***** Records for this exercise *****

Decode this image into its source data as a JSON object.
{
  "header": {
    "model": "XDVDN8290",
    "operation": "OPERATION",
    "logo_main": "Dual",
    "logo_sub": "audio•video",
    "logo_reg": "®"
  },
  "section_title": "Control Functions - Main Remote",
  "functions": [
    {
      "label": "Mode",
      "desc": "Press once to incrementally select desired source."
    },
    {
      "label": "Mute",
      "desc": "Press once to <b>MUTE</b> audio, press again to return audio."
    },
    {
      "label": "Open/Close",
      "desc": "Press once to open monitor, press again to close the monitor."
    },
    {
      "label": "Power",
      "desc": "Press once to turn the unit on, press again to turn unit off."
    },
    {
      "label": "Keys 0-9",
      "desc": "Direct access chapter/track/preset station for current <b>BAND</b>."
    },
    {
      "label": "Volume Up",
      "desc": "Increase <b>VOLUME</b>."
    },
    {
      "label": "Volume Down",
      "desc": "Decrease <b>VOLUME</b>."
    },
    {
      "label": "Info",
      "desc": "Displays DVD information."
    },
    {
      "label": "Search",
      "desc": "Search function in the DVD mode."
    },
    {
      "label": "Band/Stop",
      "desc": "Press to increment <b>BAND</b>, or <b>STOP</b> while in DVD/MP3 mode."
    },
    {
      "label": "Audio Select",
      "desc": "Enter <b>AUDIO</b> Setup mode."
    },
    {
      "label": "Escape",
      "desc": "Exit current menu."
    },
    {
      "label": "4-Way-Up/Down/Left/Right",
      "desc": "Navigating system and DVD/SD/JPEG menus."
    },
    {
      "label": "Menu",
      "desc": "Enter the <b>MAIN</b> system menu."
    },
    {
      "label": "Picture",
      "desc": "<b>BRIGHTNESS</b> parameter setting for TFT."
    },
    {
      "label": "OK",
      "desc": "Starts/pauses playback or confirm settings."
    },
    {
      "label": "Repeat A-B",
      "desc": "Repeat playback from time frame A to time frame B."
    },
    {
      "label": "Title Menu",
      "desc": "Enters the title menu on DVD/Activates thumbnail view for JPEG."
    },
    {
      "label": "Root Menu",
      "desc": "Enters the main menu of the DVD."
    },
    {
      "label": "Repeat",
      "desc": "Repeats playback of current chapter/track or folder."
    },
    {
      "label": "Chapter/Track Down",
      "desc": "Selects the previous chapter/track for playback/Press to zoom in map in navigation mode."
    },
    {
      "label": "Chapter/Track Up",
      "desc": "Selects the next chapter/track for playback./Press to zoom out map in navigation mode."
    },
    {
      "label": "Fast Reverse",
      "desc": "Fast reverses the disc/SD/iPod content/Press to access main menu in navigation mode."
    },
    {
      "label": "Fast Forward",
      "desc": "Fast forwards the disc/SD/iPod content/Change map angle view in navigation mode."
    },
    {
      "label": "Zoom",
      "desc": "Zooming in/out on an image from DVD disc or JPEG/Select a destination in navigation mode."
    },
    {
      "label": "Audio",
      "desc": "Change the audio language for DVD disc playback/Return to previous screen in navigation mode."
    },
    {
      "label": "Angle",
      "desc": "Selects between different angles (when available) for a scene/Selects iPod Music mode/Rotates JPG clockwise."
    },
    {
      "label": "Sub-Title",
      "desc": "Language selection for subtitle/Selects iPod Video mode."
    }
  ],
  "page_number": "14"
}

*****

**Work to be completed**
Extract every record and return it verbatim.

**Exercise output**
Decode this image into its source data as a JSON object.
{
  "header": {
    "model": "XDVDN8290",
    "operation": "OPERATION",
    "logo_main": "Dual",
    "logo_sub": "audio•video",
    "logo_reg": "®"
  },
  "section_title": "Control Functions - Main Remote",
  "functions": [
    {
      "label": "Mode",
      "desc": "Press once to incrementally select desired source."
    },
    {
      "label": "Mute",
      "desc": "Press once to <b>MUTE</b> audio, press again to return audio."
    },
    {
      "label": "Open/Close",
      "desc": "Press once to open monitor, press again to close the monitor."
    },
    {
      "label": "Power",
      "desc": "Press once to turn the unit on, press again to turn unit off."
    },
    {
      "label": "Keys 0-9",
      "desc": "Direct access chapter/track/preset station for current <b>BAND</b>."
    },
    {
      "label": "Volume Up",
      "desc": "Increase <b>VOLUME</b>."
    },
    {
      "label": "Volume Down",
      "desc": "Decrease <b>VOLUME</b>."
    },
    {
      "label": "Info",
      "desc": "Displays DVD information."
    },
    {
      "label": "Search",
      "desc": "Search function in the DVD mode."
    },
    {
      "label": "Band/Stop",
      "desc": "Press to increment <b>BAND</b>, or <b>STOP</b> while in DVD/MP3 mode."
    },
    {
      "label": "Audio Select",
      "desc": "Enter <b>AUDIO</b> Setup mode."
    },
    {
      "label": "Escape",
      "desc": "Exit current menu."
    },
    {
      "label": "4-Way-Up/Down/Left/Right",
      "desc": "Navigating system and DVD/SD/JPEG menus."
    },
    {
      "label": "Menu",
      "desc": "Enter the <b>MAIN</b> system menu."
    },
    {
      "label": "Picture",
      "desc": "<b>BRIGHTNESS</b> parameter setting for TFT."
    },
    {
      "label": "OK",
      "desc": "Starts/pauses playback or confirm settings."
    },
    {
      "label": "Repeat A-B",
      "desc": "Repeat playback from time frame A to time frame B."
    },
    {
      "label": "Title Menu",
      "desc": "Enters the title menu on DVD/Activates thumbnail view for JPEG."
    },
    {
      "label": "Root Menu",
      "desc": "Enters the main menu of the DVD."
    },
    {
      "label": "Repeat",
      "desc": "Repeats playback of current chapter/track or folder."
    },
    {
      "label": "Chapter/Track Down",
      "desc": "Selects the previous chapter/track for playback/Press to zoom in map in navigation mode."
    },
    {
      "label": "Chapter/Track Up",
      "desc": "Selects the next chapter/track for playback./Press to zoom out map in navigation mode."
    },
    {
      "label": "Fast Reverse",
      "desc": "Fast reverses the disc/SD/iPod content/Press to access main menu in navigation mode."
    },
    {
      "label": "Fast Forward",
      "desc": "Fast forwards the disc/SD/iPod content/Change map angle view in navigation mode."
    },
    {
      "label": "Zoom",
      "desc": "Zooming in/out on an image from DVD disc or JPEG/Select a destination in navigation mode."
    },
    {
      "label": "Audio",
      "desc": "Change the audio language for DVD disc playback/Return to previous screen in navigation mode."
    },
    {
      "label": "Angle",
      "desc": "Selects between different angles (when available) for a scene/Selects iPod Music mode/Rotates JPG clockwise."
    },
    {
      "label": "Sub-Title",
      "desc": "Language selection for subtitle/Selects iPod Video mode."
    }
  ],
  "page_number": "14"
}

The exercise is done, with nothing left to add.